this kills the triggo :c
Check out the 1/8″ heat-treated chromoly-steel shell rim also, from the same weapon:
This thing is not trivial; megatRON was actually one of my more feared potential matches because I have relatively weak top side defenses. Expect potentially interesting changes to Sawblaze for #season3 perhaps?!
Speaking of which, what takeaways for Overhaul do we have here besides the obvious bring a spare of the thing you don’t think you need spares of. Or three.
- DAMN, THAT WAS A GOOD MATCH THOUGH. Honestly, if I had the choice of losing like that to Cobalt, versus the way I did via #setscrewghazi, I’d have picked the former in a hurry. I would have had enough spares to bring Overhaul back online quickly anyway, and it would have made for a much better show and much better test of the bot.
- I’m highly satisfied with the AR500 wedges. So happy. It deflected the hits from Glasgow Kiss with ease, and also seems to have done its job of transferring the energy into the floor. AR500 has become a bit of a crack epidemic in robot fighting recently as more of it is readily sourced along with laser/waterjet services to handle it. It’s a nice alloy, really – heat treated to the high 40s Rockwell C already, and easy to weld with conventional consumables.

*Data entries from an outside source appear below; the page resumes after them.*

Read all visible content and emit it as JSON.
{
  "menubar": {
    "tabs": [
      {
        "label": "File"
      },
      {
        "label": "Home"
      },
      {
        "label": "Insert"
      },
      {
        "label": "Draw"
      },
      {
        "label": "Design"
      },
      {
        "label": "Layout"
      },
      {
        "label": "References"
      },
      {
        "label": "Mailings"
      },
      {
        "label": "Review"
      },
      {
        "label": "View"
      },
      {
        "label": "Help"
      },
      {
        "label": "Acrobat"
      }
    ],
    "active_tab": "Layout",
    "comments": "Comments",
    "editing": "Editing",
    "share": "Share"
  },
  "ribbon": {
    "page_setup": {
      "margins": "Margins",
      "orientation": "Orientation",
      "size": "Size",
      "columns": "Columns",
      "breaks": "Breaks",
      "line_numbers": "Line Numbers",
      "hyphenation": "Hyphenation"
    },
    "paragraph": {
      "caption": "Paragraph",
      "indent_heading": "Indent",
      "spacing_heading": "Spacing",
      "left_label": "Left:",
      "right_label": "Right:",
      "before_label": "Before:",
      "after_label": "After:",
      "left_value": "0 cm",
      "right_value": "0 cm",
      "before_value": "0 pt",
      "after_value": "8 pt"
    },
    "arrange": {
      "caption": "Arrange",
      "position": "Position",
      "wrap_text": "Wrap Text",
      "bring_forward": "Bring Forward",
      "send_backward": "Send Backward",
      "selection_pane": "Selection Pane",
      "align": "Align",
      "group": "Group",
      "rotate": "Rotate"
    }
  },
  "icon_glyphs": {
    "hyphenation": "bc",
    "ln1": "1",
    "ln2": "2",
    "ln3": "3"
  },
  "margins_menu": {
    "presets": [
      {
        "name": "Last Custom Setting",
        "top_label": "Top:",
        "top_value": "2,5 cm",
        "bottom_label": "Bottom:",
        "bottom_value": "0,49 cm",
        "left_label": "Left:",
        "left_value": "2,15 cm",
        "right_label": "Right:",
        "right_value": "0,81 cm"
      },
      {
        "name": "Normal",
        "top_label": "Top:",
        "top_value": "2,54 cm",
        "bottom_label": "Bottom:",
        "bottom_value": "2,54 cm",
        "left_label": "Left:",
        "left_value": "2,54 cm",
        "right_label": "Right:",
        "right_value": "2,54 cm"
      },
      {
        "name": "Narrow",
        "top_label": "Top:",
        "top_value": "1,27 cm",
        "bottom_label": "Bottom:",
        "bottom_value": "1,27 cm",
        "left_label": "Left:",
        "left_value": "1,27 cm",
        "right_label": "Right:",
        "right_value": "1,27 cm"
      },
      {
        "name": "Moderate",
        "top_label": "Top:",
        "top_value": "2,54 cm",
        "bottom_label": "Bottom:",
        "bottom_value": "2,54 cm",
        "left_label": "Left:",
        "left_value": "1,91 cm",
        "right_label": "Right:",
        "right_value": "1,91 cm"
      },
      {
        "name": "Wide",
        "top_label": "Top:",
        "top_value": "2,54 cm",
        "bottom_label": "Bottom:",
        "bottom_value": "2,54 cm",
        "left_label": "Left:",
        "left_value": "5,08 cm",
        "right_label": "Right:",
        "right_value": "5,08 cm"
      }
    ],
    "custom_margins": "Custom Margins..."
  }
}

- Good deflection is also a curse, because you aren’t in control of where the big beating-stick goes afterwards. I’m more convinced than ever – besides by this hit – that the double angle on the front of Overhaul’s pontoons is an absolute necessity. I designed without them for Clocker for simplicity and to see if I’m just being alarmist, but what the single slope let Glasgow Kiss do is deflect its own way upwards and clean house in the clamp actuator. I will need to think about how to how to retain or improve this design for Overhaul, and to add it to Clocker.
- I think it might be time for a scoop, for both Clocker and Overhaul. You know how Overhaul has the short arms that I used against Cobalt? Imagine those becoming vestigial and ending behind a angled steel plow which could nest in between the wedges on their inside slopes, making the front of the bot more contiguous. The remnants of this design can be seen in the forward-angled plate that resides on OH1′s forks.
- It’s more clear than ever that a self-reinforcing geometry trumps material thickness outright. If scaled down directly without changes, Clocker would have 0.75″ thick frame rails, which it clearly doesn’t. It has 0.5″ thick, heavily-machined out side rails with 1/4″ thick cross-bracing plates, and that left the match against Glasgow Kiss needing a single screw extraction and maybe a hit from a good ol’ Engineering Hammer. What this actually means is I spent much of the 6 hour drive back from Harrisburg trying to rationalize that maybe I do need to have Overhaul’s frame remachined again. I’d be able to optimize for the geometry of the side rails. It would shed a lot of weight which can go into other systems I was running out of weight for, and really, based on how deeply Overhaul’s frame rails are pocketed, it’s almost useless to be made from 1.5″ thick stock. But UUUUUUUUGGGGGGGGGGHHHHHHHHHHHH.
- I’m really, really itching to leave the clamp collars behind when it comes to power transmission to the forks. I think when it comes to fork improvements, just adding cross-bracing to Overhaul is enough, and I way more favor the 8-bolts-to-remove-an-arm setup on it right now for serviceability. I can replace a full set of arms and the clamp actuator on Overhaul faster than I could get the damaged forks off Clocker.
I would love the opportunity to test these hypotheses on a 30lb scale again in less than 1 year, especially because I (think) #season3 is still going down this year. Even if I can’t prove my hypotheses in short order, this was all good stuff to know!